■ Exercise goal ■
What you return must be the lines of the data that hold the word "Organization".

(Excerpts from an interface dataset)
--

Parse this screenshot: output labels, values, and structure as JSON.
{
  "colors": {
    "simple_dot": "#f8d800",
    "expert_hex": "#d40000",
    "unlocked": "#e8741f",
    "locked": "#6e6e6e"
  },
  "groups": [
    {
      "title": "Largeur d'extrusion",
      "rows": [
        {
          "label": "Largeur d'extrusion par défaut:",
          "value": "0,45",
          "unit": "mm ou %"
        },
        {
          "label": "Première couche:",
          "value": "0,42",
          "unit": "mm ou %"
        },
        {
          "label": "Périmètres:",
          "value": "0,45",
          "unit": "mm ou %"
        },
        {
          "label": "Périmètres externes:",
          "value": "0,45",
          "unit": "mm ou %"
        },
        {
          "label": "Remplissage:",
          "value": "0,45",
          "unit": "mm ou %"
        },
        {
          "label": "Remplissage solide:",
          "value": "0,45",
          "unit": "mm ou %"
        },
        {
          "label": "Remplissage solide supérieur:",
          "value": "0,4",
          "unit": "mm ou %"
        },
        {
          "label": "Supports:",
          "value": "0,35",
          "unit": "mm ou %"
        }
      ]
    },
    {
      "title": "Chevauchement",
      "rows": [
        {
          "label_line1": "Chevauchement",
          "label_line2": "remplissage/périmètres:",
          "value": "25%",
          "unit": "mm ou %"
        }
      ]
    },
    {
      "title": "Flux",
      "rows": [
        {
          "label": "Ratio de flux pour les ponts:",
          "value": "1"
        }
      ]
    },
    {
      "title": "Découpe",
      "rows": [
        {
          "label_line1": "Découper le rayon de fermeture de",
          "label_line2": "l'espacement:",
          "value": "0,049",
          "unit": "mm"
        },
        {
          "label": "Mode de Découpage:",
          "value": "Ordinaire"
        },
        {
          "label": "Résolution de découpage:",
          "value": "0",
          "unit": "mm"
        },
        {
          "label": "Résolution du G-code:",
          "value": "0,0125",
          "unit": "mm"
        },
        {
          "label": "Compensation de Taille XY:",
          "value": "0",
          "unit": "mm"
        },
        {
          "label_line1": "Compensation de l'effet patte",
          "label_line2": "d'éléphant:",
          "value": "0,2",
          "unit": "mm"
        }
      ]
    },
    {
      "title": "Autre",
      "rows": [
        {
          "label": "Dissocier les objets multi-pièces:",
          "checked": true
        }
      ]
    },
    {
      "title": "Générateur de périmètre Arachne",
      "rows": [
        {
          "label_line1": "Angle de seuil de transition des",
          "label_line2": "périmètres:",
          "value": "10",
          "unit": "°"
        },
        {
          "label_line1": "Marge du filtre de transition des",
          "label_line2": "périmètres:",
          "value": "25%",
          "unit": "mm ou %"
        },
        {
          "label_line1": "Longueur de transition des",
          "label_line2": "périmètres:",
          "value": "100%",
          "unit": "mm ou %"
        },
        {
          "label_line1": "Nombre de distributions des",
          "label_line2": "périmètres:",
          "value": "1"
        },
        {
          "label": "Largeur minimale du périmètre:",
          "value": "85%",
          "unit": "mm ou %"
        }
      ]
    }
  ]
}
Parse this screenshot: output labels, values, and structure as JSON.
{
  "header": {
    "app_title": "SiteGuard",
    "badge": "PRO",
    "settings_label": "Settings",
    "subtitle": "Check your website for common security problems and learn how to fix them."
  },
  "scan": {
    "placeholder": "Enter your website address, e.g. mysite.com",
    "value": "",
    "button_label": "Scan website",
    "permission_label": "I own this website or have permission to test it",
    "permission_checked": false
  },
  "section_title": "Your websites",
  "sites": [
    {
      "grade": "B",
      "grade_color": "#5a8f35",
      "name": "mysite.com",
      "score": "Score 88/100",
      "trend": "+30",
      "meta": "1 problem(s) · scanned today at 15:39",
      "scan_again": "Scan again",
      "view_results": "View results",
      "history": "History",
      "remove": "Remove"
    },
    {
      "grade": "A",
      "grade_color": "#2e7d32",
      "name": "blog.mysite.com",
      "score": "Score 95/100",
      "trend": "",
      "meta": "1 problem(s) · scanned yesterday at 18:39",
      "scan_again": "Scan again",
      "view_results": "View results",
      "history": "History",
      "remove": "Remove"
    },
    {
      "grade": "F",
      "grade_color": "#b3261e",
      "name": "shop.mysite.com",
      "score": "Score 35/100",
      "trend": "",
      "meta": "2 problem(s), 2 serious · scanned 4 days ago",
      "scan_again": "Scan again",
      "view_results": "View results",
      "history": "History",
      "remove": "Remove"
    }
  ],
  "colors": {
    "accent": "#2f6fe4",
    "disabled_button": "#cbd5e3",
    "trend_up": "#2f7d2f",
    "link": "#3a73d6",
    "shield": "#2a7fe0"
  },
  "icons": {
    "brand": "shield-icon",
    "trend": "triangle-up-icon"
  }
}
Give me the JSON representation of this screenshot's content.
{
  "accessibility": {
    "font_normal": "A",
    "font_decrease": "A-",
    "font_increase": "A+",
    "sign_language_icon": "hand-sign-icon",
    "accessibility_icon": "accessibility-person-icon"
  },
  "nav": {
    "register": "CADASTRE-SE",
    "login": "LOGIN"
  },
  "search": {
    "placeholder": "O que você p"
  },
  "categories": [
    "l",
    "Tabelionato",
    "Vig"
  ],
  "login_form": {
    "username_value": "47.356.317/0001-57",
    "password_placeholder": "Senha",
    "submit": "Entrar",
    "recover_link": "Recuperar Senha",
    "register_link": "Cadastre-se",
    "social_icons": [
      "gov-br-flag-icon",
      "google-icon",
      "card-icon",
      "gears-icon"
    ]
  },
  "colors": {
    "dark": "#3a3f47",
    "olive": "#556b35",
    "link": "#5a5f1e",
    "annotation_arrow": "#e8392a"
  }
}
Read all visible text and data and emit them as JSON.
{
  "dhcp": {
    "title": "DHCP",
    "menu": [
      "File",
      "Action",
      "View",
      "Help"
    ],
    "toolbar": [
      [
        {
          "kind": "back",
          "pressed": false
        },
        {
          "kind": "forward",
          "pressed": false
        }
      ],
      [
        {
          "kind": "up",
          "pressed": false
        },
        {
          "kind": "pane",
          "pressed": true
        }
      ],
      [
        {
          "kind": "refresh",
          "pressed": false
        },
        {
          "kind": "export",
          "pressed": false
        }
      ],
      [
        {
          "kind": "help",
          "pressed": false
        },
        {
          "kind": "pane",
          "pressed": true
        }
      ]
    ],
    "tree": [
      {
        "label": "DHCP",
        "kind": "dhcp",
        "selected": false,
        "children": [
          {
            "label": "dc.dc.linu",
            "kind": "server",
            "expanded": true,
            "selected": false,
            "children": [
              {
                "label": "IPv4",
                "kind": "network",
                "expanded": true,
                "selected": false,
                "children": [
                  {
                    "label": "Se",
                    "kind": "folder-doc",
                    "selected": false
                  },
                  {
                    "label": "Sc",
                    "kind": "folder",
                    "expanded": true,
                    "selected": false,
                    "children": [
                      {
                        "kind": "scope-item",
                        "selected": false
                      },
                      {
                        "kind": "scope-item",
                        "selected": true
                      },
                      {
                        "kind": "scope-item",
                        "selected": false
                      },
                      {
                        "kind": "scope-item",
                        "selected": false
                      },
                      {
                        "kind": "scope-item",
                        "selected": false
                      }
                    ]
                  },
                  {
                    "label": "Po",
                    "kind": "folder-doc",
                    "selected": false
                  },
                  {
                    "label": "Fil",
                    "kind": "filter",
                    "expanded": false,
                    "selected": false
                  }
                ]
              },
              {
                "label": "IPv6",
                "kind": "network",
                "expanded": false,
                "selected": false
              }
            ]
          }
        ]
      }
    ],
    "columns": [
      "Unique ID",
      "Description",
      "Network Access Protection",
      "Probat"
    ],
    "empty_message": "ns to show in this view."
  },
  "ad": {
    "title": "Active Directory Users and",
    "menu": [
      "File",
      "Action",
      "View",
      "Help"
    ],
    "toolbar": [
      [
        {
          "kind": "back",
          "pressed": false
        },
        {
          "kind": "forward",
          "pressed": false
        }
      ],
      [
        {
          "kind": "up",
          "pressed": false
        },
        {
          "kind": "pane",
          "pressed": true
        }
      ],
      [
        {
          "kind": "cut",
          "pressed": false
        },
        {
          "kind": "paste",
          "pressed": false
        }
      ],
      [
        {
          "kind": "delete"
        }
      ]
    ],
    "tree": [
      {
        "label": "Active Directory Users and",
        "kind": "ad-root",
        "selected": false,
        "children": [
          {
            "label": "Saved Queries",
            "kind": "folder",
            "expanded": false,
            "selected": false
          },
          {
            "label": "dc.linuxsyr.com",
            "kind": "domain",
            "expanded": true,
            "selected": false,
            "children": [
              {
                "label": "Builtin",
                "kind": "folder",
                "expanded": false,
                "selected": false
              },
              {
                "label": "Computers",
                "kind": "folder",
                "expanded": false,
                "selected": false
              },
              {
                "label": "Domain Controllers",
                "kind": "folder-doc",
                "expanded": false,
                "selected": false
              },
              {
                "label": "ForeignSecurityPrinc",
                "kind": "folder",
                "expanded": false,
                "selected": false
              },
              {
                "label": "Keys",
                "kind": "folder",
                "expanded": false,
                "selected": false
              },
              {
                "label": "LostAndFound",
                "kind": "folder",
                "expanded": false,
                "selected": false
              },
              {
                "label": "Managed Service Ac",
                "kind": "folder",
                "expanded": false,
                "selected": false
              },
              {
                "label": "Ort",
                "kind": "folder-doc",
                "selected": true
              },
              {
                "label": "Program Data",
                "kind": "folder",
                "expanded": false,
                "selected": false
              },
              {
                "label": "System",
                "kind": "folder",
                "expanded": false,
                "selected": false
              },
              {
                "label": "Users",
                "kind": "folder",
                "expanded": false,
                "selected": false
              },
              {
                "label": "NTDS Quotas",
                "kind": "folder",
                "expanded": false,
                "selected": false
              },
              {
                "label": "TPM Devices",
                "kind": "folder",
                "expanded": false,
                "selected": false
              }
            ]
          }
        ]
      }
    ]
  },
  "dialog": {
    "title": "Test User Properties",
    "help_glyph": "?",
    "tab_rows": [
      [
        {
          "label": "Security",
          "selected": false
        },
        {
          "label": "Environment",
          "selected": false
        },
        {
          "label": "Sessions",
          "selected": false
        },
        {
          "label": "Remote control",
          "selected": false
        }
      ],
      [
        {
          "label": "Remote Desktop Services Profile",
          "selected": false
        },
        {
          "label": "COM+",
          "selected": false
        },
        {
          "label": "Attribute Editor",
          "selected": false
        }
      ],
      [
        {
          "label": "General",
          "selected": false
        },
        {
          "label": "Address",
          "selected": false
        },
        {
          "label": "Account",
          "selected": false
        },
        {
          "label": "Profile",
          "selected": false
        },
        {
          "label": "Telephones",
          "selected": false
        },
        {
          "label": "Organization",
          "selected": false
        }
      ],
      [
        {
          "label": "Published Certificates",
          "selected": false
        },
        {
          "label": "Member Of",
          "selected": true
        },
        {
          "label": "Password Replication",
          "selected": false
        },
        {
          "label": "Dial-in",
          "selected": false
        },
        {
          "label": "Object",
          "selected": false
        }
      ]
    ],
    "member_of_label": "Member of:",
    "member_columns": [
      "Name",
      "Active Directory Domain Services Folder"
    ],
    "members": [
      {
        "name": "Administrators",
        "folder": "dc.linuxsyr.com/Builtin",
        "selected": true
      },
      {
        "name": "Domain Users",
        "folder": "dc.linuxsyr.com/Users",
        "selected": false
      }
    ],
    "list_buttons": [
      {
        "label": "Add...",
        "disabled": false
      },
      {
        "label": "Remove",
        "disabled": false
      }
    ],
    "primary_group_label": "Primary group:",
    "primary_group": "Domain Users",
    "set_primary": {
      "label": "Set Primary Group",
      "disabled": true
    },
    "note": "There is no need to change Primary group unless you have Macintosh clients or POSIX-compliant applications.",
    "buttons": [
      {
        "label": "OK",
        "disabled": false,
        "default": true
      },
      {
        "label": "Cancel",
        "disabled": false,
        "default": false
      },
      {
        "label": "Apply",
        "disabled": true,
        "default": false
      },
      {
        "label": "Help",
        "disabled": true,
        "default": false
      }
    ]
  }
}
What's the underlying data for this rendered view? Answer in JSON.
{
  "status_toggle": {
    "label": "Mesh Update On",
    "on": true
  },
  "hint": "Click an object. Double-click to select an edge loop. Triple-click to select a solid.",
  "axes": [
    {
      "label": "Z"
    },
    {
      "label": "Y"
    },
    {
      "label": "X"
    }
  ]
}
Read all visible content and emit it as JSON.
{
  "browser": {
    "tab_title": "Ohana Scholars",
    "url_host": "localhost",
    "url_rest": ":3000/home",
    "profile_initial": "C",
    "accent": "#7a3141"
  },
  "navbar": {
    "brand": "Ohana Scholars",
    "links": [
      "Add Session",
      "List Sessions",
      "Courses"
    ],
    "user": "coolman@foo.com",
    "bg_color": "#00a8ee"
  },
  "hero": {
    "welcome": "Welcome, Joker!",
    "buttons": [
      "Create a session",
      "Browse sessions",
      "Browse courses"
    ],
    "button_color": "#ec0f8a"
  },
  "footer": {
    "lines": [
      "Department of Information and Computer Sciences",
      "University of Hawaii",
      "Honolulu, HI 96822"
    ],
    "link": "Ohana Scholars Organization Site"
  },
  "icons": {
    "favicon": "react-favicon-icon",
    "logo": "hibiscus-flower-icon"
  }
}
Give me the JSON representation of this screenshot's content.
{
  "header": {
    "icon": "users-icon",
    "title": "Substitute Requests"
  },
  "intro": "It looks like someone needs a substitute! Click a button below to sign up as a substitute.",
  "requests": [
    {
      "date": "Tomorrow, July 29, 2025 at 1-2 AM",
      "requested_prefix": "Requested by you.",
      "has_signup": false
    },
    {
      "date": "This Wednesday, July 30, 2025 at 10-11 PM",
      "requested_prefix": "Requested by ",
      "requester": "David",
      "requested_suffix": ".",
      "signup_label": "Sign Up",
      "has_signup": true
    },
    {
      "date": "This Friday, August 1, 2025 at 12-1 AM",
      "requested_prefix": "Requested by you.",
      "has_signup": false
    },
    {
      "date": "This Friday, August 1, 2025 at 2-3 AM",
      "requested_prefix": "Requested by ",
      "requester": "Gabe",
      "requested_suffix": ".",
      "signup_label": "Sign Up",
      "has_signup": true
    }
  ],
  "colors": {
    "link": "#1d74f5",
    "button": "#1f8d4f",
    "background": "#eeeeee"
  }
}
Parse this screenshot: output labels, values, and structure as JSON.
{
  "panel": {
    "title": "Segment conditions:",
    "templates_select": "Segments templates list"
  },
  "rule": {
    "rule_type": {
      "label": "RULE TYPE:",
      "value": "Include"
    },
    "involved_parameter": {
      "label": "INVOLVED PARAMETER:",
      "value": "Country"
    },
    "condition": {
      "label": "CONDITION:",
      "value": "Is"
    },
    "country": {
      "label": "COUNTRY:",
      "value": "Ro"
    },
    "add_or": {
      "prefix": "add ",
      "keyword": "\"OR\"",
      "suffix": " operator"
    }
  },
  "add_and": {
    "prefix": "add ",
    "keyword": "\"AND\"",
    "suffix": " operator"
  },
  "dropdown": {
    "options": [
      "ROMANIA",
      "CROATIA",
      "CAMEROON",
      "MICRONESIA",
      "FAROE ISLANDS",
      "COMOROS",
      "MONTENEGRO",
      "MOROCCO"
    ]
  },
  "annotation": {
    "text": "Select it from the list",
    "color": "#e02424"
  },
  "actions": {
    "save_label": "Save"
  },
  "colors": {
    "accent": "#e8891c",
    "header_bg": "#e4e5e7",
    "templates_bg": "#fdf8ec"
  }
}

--

■ Answer box ■
          "label": "Organization",
    "link": "Ohana Scholars Organization Site"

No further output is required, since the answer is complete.